The pictures stay out. Please retype every line below exactly.

*** Exercise materials ***

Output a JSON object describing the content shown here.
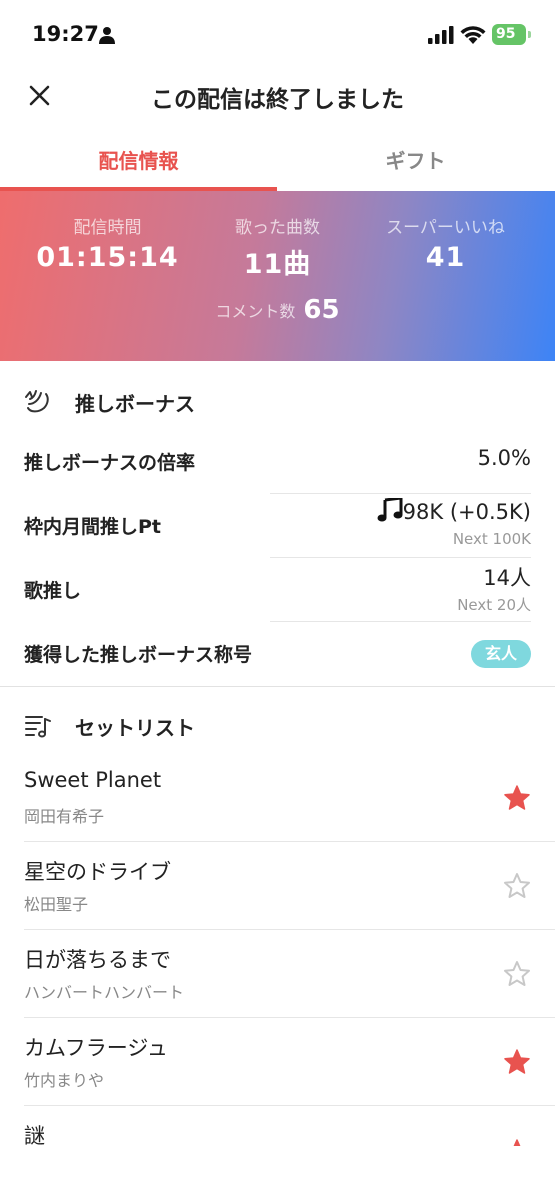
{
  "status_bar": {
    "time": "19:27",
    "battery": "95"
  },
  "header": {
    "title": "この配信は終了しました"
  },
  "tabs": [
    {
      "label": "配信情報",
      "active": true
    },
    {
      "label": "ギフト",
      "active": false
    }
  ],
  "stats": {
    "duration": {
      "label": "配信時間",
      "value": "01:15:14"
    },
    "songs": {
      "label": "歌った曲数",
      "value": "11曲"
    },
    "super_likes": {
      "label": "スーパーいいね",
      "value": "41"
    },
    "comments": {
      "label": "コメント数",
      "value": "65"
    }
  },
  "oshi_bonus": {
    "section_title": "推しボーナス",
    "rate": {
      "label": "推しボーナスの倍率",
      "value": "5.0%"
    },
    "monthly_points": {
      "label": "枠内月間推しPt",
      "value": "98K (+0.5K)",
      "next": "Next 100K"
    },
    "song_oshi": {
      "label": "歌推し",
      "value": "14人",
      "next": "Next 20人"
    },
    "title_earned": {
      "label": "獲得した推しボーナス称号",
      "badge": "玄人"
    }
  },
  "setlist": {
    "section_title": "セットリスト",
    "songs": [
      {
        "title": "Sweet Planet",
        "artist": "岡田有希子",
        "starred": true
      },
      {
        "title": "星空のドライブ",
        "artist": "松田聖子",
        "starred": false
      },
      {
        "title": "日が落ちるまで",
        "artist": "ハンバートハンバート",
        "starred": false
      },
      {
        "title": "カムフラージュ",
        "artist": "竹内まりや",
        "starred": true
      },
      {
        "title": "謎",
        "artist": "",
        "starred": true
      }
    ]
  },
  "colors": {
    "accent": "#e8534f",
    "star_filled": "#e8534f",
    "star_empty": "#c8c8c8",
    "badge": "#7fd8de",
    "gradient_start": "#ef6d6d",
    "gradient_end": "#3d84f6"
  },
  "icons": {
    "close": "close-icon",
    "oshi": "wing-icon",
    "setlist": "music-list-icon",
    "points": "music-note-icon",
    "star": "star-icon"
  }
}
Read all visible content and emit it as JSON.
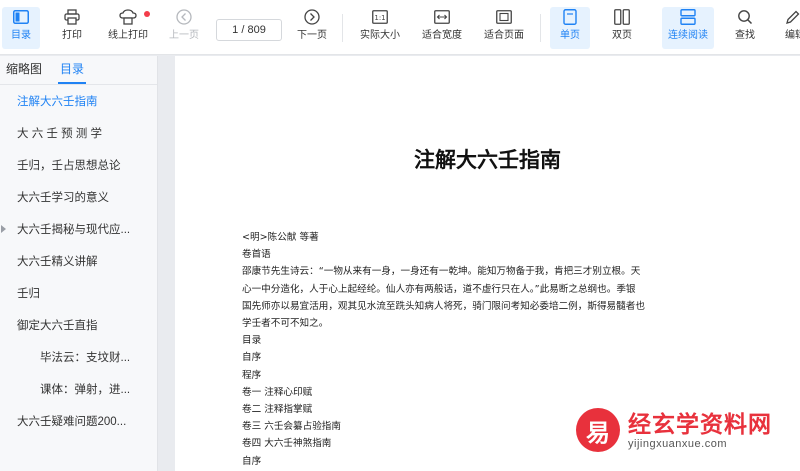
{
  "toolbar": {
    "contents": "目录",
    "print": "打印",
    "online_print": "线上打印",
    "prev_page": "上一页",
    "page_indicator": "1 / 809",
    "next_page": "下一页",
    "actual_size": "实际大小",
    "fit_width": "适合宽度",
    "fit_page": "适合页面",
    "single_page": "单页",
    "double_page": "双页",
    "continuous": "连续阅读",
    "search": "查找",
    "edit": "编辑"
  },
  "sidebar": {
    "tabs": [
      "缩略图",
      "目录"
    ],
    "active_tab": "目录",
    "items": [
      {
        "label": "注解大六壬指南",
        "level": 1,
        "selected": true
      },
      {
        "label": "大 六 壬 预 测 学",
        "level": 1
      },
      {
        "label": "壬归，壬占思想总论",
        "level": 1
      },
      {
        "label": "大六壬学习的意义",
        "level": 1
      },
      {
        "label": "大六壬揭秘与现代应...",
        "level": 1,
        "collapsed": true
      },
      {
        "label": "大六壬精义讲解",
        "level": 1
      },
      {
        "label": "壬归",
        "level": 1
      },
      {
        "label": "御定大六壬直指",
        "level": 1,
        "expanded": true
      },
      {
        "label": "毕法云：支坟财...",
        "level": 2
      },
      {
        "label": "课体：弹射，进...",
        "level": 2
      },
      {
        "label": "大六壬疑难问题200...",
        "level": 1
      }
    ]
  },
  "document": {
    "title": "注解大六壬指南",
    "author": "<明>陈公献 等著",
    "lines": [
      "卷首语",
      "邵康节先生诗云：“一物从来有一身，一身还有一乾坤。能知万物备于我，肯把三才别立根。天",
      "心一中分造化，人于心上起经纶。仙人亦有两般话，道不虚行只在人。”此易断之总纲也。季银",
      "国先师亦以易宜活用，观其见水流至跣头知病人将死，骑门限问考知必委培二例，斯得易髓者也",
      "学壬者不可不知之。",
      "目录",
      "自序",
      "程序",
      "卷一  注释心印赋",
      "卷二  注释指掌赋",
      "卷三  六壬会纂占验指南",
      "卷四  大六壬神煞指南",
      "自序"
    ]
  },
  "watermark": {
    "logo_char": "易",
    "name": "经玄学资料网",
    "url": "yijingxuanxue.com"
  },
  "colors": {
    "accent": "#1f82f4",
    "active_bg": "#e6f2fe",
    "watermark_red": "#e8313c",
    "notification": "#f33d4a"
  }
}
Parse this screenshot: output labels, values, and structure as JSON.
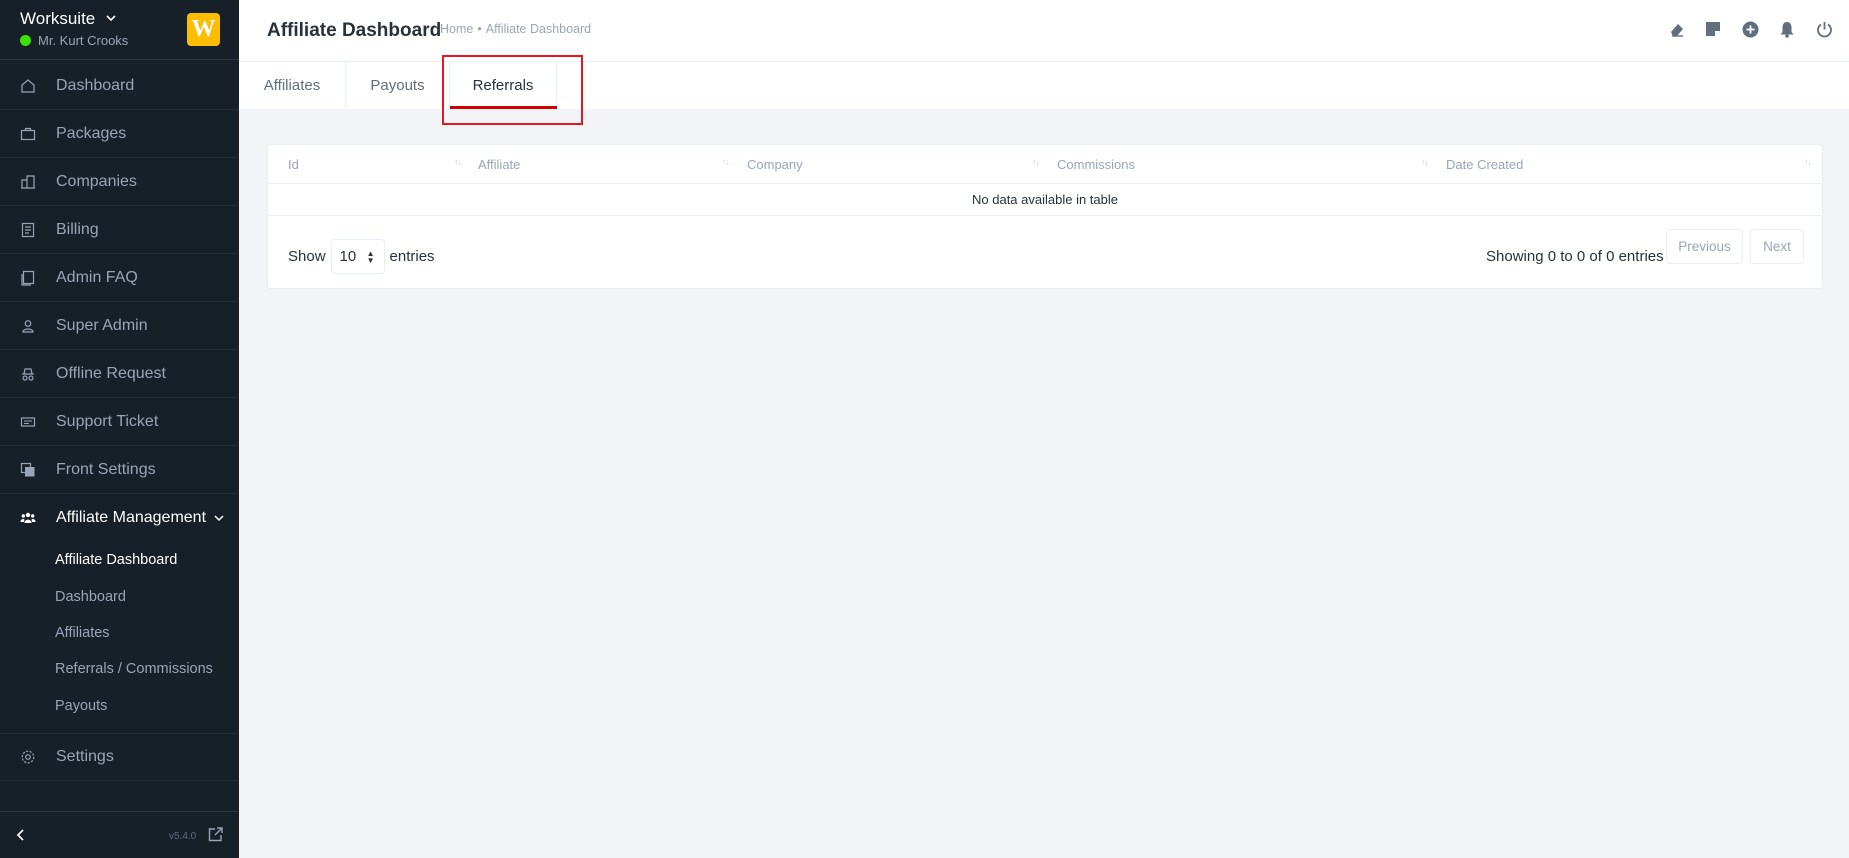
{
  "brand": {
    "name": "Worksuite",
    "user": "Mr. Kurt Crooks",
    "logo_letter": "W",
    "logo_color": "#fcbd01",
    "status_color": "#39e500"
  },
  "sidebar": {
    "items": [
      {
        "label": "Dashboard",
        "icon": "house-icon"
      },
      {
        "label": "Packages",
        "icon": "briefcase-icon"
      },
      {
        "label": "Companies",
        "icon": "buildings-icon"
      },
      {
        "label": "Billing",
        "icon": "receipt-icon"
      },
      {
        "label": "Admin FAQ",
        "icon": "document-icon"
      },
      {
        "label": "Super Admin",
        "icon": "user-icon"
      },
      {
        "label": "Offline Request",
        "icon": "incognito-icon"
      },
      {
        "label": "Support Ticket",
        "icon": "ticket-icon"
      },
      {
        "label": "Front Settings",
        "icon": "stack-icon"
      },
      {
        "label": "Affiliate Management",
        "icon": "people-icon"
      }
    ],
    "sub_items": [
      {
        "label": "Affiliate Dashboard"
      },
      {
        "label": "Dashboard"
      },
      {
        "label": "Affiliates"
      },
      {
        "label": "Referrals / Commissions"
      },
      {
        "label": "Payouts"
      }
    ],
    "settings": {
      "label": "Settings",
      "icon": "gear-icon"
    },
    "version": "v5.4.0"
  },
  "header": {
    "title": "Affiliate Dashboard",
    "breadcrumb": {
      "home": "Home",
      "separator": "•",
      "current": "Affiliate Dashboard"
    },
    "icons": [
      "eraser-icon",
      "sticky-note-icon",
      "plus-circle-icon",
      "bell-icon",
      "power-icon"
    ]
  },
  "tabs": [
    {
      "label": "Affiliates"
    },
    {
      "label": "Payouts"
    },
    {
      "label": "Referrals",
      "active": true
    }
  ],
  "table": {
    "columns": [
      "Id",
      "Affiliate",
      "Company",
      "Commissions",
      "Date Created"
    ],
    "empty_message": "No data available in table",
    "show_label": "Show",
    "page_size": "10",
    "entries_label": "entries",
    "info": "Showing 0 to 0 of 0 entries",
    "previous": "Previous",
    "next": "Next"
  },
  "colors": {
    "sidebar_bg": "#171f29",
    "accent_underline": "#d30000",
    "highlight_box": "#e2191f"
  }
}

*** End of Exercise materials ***

- [Exercise answer]:
Output a JSON object describing the content shown here.
{
  "status_bar": {
    "time": "19:27",
    "battery": "95"
  },
  "header": {
    "title": "この配信は終了しました"
  },
  "tabs": [
    {
      "label": "配信情報",
      "active": true
    },
    {
      "label": "ギフト",
      "active": false
    }
  ],
  "stats": {
    "duration": {
      "label": "配信時間",
      "value": "01:15:14"
    },
    "songs": {
      "label": "歌った曲数",
      "value": "11曲"
    },
    "super_likes": {
      "label": "スーパーいいね",
      "value": "41"
    },
    "comments": {
      "label": "コメント数",
      "value": "65"
    }
  },
  "oshi_bonus": {
    "section_title": "推しボーナス",
    "rate": {
      "label": "推しボーナスの倍率",
      "value": "5.0%"
    },
    "monthly_points": {
      "label": "枠内月間推しPt",
      "value": "98K (+0.5K)",
      "next": "Next 100K"
    },
    "song_oshi": {
      "label": "歌推し",
      "value": "14人",
      "next": "Next 20人"
    },
    "title_earned": {
      "label": "獲得した推しボーナス称号",
      "badge": "玄人"
    }
  },
  "setlist": {
    "section_title": "セットリスト",
    "songs": [
      {
        "title": "Sweet Planet",
        "artist": "岡田有希子",
        "starred": true
      },
      {
        "title": "星空のドライブ",
        "artist": "松田聖子",
        "starred": false
      },
      {
        "title": "日が落ちるまで",
        "artist": "ハンバートハンバート",
        "starred": false
      },
      {
        "title": "カムフラージュ",
        "artist": "竹内まりや",
        "starred": true
      },
      {
        "title": "謎",
        "artist": "",
        "starred": true
      }
    ]
  },
  "colors": {
    "accent": "#e8534f",
    "star_filled": "#e8534f",
    "star_empty": "#c8c8c8",
    "badge": "#7fd8de",
    "gradient_start": "#ef6d6d",
    "gradient_end": "#3d84f6"
  },
  "icons": {
    "close": "close-icon",
    "oshi": "wing-icon",
    "setlist": "music-list-icon",
    "points": "music-note-icon",
    "star": "star-icon"
  }
}
Read all visible content and emit it as JSON.
{
  "toolbar": {
    "contents": "目录",
    "print": "打印",
    "online_print": "线上打印",
    "prev_page": "上一页",
    "page_indicator": "1 / 809",
    "next_page": "下一页",
    "actual_size": "实际大小",
    "fit_width": "适合宽度",
    "fit_page": "适合页面",
    "single_page": "单页",
    "double_page": "双页",
    "continuous": "连续阅读",
    "search": "查找",
    "edit": "编辑"
  },
  "sidebar": {
    "tabs": [
      "缩略图",
      "目录"
    ],
    "active_tab": "目录",
    "items": [
      {
        "label": "注解大六壬指南",
        "level": 1,
        "selected": true
      },
      {
        "label": "大 六 壬 预 测 学",
        "level": 1
      },
      {
        "label": "壬归，壬占思想总论",
        "level": 1
      },
      {
        "label": "大六壬学习的意义",
        "level": 1
      },
      {
        "label": "大六壬揭秘与现代应...",
        "level": 1,
        "collapsed": true
      },
      {
        "label": "大六壬精义讲解",
        "level": 1
      },
      {
        "label": "壬归",
        "level": 1
      },
      {
        "label": "御定大六壬直指",
        "level": 1,
        "expanded": true
      },
      {
        "label": "毕法云：支坟财...",
        "level": 2
      },
      {
        "label": "课体：弹射，进...",
        "level": 2
      },
      {
        "label": "大六壬疑难问题200...",
        "level": 1
      }
    ]
  },
  "document": {
    "title": "注解大六壬指南",
    "author": "<明>陈公献 等著",
    "lines": [
      "卷首语",
      "邵康节先生诗云：“一物从来有一身，一身还有一乾坤。能知万物备于我，肯把三才别立根。天",
      "心一中分造化，人于心上起经纶。仙人亦有两般话，道不虚行只在人。”此易断之总纲也。季银",
      "国先师亦以易宜活用，观其见水流至跣头知病人将死，骑门限问考知必委培二例，斯得易髓者也",
      "学壬者不可不知之。",
      "目录",
      "自序",
      "程序",
      "卷一  注释心印赋",
      "卷二  注释指掌赋",
      "卷三  六壬会纂占验指南",
      "卷四  大六壬神煞指南",
      "自序"
    ]
  },
  "watermark": {
    "logo_char": "易",
    "name": "经玄学资料网",
    "url": "yijingxuanxue.com"
  },
  "colors": {
    "accent": "#1f82f4",
    "active_bg": "#e6f2fe",
    "watermark_red": "#e8313c",
    "notification": "#f33d4a"
  }
}
Parse this screenshot: output labels, values, and structure as JSON.
{
  "brand": {
    "name": "Worksuite",
    "user": "Mr. Kurt Crooks",
    "logo_letter": "W",
    "logo_color": "#fcbd01",
    "status_color": "#39e500"
  },
  "sidebar": {
    "items": [
      {
        "label": "Dashboard",
        "icon": "house-icon"
      },
      {
        "label": "Packages",
        "icon": "briefcase-icon"
      },
      {
        "label": "Companies",
        "icon": "buildings-icon"
      },
      {
        "label": "Billing",
        "icon": "receipt-icon"
      },
      {
        "label": "Admin FAQ",
        "icon": "document-icon"
      },
      {
        "label": "Super Admin",
        "icon": "user-icon"
      },
      {
        "label": "Offline Request",
        "icon": "incognito-icon"
      },
      {
        "label": "Support Ticket",
        "icon": "ticket-icon"
      },
      {
        "label": "Front Settings",
        "icon": "stack-icon"
      },
      {
        "label": "Affiliate Management",
        "icon": "people-icon"
      }
    ],
    "sub_items": [
      {
        "label": "Affiliate Dashboard"
      },
      {
        "label": "Dashboard"
      },
      {
        "label": "Affiliates"
      },
      {
        "label": "Referrals / Commissions"
      },
      {
        "label": "Payouts"
      }
    ],
    "settings": {
      "label": "Settings",
      "icon": "gear-icon"
    },
    "version": "v5.4.0"
  },
  "header": {
    "title": "Affiliate Dashboard",
    "breadcrumb": {
      "home": "Home",
      "separator": "•",
      "current": "Affiliate Dashboard"
    },
    "icons": [
      "eraser-icon",
      "sticky-note-icon",
      "plus-circle-icon",
      "bell-icon",
      "power-icon"
    ]
  },
  "tabs": [
    {
      "label": "Affiliates"
    },
    {
      "label": "Payouts"
    },
    {
      "label": "Referrals",
      "active": true
    }
  ],
  "table": {
    "columns": [
      "Id",
      "Affiliate",
      "Company",
      "Commissions",
      "Date Created"
    ],
    "empty_message": "No data available in table",
    "show_label": "Show",
    "page_size": "10",
    "entries_label": "entries",
    "info": "Showing 0 to 0 of 0 entries",
    "previous": "Previous",
    "next": "Next"
  },
  "colors": {
    "sidebar_bg": "#171f29",
    "accent_underline": "#d30000",
    "highlight_box": "#e2191f"
  }
}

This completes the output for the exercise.